HOW TO COMPLETE THIS TASK:
Write out every entry below word for word, leaving nothing out.

THE DATA:
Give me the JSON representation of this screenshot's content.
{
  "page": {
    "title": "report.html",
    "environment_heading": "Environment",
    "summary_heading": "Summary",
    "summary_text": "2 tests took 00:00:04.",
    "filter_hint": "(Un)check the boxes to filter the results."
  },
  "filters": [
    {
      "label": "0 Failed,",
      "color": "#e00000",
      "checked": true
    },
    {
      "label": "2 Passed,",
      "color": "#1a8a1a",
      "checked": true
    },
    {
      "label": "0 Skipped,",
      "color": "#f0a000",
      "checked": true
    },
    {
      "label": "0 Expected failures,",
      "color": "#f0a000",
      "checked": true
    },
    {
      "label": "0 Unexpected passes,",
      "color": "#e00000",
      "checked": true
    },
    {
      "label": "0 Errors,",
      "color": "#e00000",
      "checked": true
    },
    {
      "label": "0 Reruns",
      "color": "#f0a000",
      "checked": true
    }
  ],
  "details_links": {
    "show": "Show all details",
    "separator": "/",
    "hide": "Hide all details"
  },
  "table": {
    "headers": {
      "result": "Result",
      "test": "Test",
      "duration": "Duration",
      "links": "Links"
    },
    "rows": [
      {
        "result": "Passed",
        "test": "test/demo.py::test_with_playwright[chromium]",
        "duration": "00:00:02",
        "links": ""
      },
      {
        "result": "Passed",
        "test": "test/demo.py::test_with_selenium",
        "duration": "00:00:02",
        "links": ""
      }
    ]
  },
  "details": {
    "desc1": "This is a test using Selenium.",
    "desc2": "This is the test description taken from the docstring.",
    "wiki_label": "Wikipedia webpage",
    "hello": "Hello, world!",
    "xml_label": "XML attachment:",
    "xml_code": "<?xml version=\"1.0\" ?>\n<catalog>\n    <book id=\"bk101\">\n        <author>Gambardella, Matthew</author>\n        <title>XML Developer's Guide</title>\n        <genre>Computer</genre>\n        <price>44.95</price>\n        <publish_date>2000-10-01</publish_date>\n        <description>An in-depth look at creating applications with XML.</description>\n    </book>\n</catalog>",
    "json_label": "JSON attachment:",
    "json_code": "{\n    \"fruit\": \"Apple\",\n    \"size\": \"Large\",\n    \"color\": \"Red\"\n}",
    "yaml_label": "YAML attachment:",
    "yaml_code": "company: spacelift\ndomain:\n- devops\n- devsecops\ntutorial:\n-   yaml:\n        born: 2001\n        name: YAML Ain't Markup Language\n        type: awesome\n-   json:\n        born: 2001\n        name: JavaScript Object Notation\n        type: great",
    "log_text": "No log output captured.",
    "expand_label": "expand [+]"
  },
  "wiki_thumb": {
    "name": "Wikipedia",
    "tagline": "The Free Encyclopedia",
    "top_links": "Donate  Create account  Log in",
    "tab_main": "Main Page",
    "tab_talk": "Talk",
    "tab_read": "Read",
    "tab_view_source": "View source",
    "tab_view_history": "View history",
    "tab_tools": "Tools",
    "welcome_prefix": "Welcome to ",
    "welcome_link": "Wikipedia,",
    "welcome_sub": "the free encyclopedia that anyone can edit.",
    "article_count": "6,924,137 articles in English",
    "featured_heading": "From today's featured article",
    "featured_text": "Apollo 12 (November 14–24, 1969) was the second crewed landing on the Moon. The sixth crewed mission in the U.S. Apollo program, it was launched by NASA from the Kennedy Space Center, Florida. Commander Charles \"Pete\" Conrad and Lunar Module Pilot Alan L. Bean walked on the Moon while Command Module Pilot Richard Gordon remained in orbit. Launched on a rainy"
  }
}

PROBLEM SOLUTION:
Give me the JSON representation of this screenshot's content.
{
  "page": {
    "title": "report.html",
    "environment_heading": "Environment",
    "summary_heading": "Summary",
    "summary_text": "2 tests took 00:00:04.",
    "filter_hint": "(Un)check the boxes to filter the results."
  },
  "filters": [
    {
      "label": "0 Failed,",
      "color": "#e00000",
      "checked": true
    },
    {
      "label": "2 Passed,",
      "color": "#1a8a1a",
      "checked": true
    },
    {
      "label": "0 Skipped,",
      "color": "#f0a000",
      "checked": true
    },
    {
      "label": "0 Expected failures,",
      "color": "#f0a000",
      "checked": true
    },
    {
      "label": "0 Unexpected passes,",
      "color": "#e00000",
      "checked": true
    },
    {
      "label": "0 Errors,",
      "color": "#e00000",
      "checked": true
    },
    {
      "label": "0 Reruns",
      "color": "#f0a000",
      "checked": true
    }
  ],
  "details_links": {
    "show": "Show all details",
    "separator": "/",
    "hide": "Hide all details"
  },
  "table": {
    "headers": {
      "result": "Result",
      "test": "Test",
      "duration": "Duration",
      "links": "Links"
    },
    "rows": [
      {
        "result": "Passed",
        "test": "test/demo.py::test_with_playwright[chromium]",
        "duration": "00:00:02",
        "links": ""
      },
      {
        "result": "Passed",
        "test": "test/demo.py::test_with_selenium",
        "duration": "00:00:02",
        "links": ""
      }
    ]
  },
  "details": {
    "desc1": "This is a test using Selenium.",
    "desc2": "This is the test description taken from the docstring.",
    "wiki_label": "Wikipedia webpage",
    "hello": "Hello, world!",
    "xml_label": "XML attachment:",
    "xml_code": "<?xml version=\"1.0\" ?>\n<catalog>\n    <book id=\"bk101\">\n        <author>Gambardella, Matthew</author>\n        <title>XML Developer's Guide</title>\n        <genre>Computer</genre>\n        <price>44.95</price>\n        <publish_date>2000-10-01</publish_date>\n        <description>An in-depth look at creating applications with XML.</description>\n    </book>\n</catalog>",
    "json_label": "JSON attachment:",
    "json_code": "{\n    \"fruit\": \"Apple\",\n    \"size\": \"Large\",\n    \"color\": \"Red\"\n}",
    "yaml_label": "YAML attachment:",
    "yaml_code": "company: spacelift\ndomain:\n- devops\n- devsecops\ntutorial:\n-   yaml:\n        born: 2001\n        name: YAML Ain't Markup Language\n        type: awesome\n-   json:\n        born: 2001\n        name: JavaScript Object Notation\n        type: great",
    "log_text": "No log output captured.",
    "expand_label": "expand [+]"
  },
  "wiki_thumb": {
    "name": "Wikipedia",
    "tagline": "The Free Encyclopedia",
    "top_links": "Donate  Create account  Log in",
    "tab_main": "Main Page",
    "tab_talk": "Talk",
    "tab_read": "Read",
    "tab_view_source": "View source",
    "tab_view_history": "View history",
    "tab_tools": "Tools",
    "welcome_prefix": "Welcome to ",
    "welcome_link": "Wikipedia,",
    "welcome_sub": "the free encyclopedia that anyone can edit.",
    "article_count": "6,924,137 articles in English",
    "featured_heading": "From today's featured article",
    "featured_text": "Apollo 12 (November 14–24, 1969) was the second crewed landing on the Moon. The sixth crewed mission in the U.S. Apollo program, it was launched by NASA from the Kennedy Space Center, Florida. Commander Charles \"Pete\" Conrad and Lunar Module Pilot Alan L. Bean walked on the Moon while Command Module Pilot Richard Gordon remained in orbit. Launched on a rainy"
  }
}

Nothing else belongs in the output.